How could the hiring manager not hire someone who sounded like that?
Can You Do the Job?
These types of questions are dependent on the type of job you’re applying for. They include any technical questions related to the role or your clinical skills. Because there are dozens of nursing specialties, we won’t go into details for every possible job. Instead, we want to stress the importance of storytelling in interviews when trying to convey the answers to this category of questions. At the end of the day, no one will remember your GPA or the list of flattering adjectives you’ve included on your resume. Instead, what will make you stand out among other candidates are the stories you tell.You can expect the interviewer to ask you at least one question that begins with the phrase: “Tell me about a time when…” Be prepared by thinking ahead of time about stories that might highlight your:
- leadership abilities
- cooperative abilities
- problem-solving abilities
- ability to overcome a challenge
- ability to correct a mistake
Can We Work the Money Out?
Discussing salary in a job interview is never easy. In fact, many sources agree that a candidate too focused on the money-- rather than on the job opportunity itself-- can be off-putting. Still, salary is an important piece of deciding whether or not you’re the right fit for the job and you should know how to talk about it. Employers want to know if what they can offer matches what you might require from a position. When answering questions related to potential salary, here are a few general tips to keep in mind:
- Come prepared with an average salary range you expect
- Answer financial questions based on life priorities
- Keep your experience level in mind
- Be honest about your needs

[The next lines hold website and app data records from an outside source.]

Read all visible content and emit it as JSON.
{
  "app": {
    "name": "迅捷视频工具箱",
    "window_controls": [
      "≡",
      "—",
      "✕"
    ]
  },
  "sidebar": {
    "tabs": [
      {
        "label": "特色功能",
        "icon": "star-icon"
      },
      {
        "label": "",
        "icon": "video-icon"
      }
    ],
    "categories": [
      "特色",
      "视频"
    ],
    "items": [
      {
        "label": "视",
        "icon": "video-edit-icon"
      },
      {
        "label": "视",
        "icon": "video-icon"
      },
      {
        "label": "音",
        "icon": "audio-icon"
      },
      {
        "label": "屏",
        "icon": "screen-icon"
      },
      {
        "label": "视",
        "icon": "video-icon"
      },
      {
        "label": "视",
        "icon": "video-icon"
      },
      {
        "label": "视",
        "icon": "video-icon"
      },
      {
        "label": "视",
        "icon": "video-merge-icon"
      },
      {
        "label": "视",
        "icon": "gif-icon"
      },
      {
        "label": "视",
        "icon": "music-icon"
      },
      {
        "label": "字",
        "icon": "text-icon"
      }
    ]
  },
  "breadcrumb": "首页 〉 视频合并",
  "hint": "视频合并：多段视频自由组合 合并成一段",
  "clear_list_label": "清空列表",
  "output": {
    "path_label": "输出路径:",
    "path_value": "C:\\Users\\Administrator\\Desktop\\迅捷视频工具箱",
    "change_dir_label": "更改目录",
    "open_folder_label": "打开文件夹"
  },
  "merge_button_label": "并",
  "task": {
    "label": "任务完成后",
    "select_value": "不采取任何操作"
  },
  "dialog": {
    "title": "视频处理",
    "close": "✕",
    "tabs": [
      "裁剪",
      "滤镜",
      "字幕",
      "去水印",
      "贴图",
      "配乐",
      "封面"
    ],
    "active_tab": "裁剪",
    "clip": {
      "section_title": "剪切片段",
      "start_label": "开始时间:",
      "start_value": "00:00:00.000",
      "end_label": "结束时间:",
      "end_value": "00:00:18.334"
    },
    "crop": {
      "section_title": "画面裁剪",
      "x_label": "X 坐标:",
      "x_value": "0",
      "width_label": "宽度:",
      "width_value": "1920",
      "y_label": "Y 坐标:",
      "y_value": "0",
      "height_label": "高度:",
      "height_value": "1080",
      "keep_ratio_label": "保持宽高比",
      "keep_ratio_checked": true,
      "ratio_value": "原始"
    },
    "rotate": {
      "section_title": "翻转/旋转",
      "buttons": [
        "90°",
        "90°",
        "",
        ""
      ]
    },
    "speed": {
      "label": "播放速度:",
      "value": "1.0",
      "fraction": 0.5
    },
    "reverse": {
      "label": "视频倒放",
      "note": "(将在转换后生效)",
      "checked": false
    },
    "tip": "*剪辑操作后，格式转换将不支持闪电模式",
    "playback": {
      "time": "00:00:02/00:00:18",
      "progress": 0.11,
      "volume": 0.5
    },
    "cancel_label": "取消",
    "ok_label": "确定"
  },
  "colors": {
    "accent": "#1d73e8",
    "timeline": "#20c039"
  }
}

Now that you have a better understanding of the intent behind each type of questions, click on the links below for example questions and how to answer them!